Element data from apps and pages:

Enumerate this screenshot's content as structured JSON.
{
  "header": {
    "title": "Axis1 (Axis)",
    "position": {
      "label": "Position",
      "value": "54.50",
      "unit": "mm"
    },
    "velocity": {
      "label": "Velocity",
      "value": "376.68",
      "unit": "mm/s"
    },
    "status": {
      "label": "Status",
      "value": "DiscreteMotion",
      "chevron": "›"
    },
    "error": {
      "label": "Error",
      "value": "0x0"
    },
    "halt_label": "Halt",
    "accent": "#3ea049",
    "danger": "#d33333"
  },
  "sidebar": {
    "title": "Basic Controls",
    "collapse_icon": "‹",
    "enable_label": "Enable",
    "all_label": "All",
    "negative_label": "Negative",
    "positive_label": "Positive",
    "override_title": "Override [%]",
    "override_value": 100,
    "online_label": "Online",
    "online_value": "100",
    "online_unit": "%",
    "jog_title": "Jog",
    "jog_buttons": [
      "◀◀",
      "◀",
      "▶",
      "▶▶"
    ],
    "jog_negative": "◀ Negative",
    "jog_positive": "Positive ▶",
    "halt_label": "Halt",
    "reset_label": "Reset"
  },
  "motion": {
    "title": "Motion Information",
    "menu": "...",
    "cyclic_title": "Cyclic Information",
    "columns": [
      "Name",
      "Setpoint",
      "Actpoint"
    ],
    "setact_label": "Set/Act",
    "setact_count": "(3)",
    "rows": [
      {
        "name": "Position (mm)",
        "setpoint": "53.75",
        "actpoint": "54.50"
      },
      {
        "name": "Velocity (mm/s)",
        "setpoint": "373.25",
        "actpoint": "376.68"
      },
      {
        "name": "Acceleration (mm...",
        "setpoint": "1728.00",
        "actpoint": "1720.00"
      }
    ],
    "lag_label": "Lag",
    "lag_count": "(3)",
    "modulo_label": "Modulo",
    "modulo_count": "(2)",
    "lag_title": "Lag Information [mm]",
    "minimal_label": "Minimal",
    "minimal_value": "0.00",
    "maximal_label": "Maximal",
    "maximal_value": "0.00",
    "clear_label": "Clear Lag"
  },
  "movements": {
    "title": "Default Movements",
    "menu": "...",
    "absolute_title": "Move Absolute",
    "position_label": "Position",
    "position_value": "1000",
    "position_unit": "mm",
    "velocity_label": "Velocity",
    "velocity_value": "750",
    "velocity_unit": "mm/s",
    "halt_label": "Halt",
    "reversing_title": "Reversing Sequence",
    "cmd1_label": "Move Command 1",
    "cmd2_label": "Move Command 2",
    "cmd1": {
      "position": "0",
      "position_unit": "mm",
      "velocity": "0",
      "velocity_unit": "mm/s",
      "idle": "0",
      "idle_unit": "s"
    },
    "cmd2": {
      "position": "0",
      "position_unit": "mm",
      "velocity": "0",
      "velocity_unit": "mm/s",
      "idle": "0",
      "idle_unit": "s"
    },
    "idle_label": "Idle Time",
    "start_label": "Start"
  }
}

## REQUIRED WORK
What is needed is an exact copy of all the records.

## WRITTEN SOLUTION
Enumerate this screenshot's content as structured JSON.
{
  "header": {
    "title": "Axis1 (Axis)",
    "position": {
      "label": "Position",
      "value": "54.50",
      "unit": "mm"
    },
    "velocity": {
      "label": "Velocity",
      "value": "376.68",
      "unit": "mm/s"
    },
    "status": {
      "label": "Status",
      "value": "DiscreteMotion",
      "chevron": "›"
    },
    "error": {
      "label": "Error",
      "value": "0x0"
    },
    "halt_label": "Halt",
    "accent": "#3ea049",
    "danger": "#d33333"
  },
  "sidebar": {
    "title": "Basic Controls",
    "collapse_icon": "‹",
    "enable_label": "Enable",
    "all_label": "All",
    "negative_label": "Negative",
    "positive_label": "Positive",
    "override_title": "Override [%]",
    "override_value": 100,
    "online_label": "Online",
    "online_value": "100",
    "online_unit": "%",
    "jog_title": "Jog",
    "jog_buttons": [
      "◀◀",
      "◀",
      "▶",
      "▶▶"
    ],
    "jog_negative": "◀ Negative",
    "jog_positive": "Positive ▶",
    "halt_label": "Halt",
    "reset_label": "Reset"
  },
  "motion": {
    "title": "Motion Information",
    "menu": "...",
    "cyclic_title": "Cyclic Information",
    "columns": [
      "Name",
      "Setpoint",
      "Actpoint"
    ],
    "setact_label": "Set/Act",
    "setact_count": "(3)",
    "rows": [
      {
        "name": "Position (mm)",
        "setpoint": "53.75",
        "actpoint": "54.50"
      },
      {
        "name": "Velocity (mm/s)",
        "setpoint": "373.25",
        "actpoint": "376.68"
      },
      {
        "name": "Acceleration (mm...",
        "setpoint": "1728.00",
        "actpoint": "1720.00"
      }
    ],
    "lag_label": "Lag",
    "lag_count": "(3)",
    "modulo_label": "Modulo",
    "modulo_count": "(2)",
    "lag_title": "Lag Information [mm]",
    "minimal_label": "Minimal",
    "minimal_value": "0.00",
    "maximal_label": "Maximal",
    "maximal_value": "0.00",
    "clear_label": "Clear Lag"
  },
  "movements": {
    "title": "Default Movements",
    "menu": "...",
    "absolute_title": "Move Absolute",
    "position_label": "Position",
    "position_value": "1000",
    "position_unit": "mm",
    "velocity_label": "Velocity",
    "velocity_value": "750",
    "velocity_unit": "mm/s",
    "halt_label": "Halt",
    "reversing_title": "Reversing Sequence",
    "cmd1_label": "Move Command 1",
    "cmd2_label": "Move Command 2",
    "cmd1": {
      "position": "0",
      "position_unit": "mm",
      "velocity": "0",
      "velocity_unit": "mm/s",
      "idle": "0",
      "idle_unit": "s"
    },
    "cmd2": {
      "position": "0",
      "position_unit": "mm",
      "velocity": "0",
      "velocity_unit": "mm/s",
      "idle": "0",
      "idle_unit": "s"
    },
    "idle_label": "Idle Time",
    "start_label": "Start"
  }
}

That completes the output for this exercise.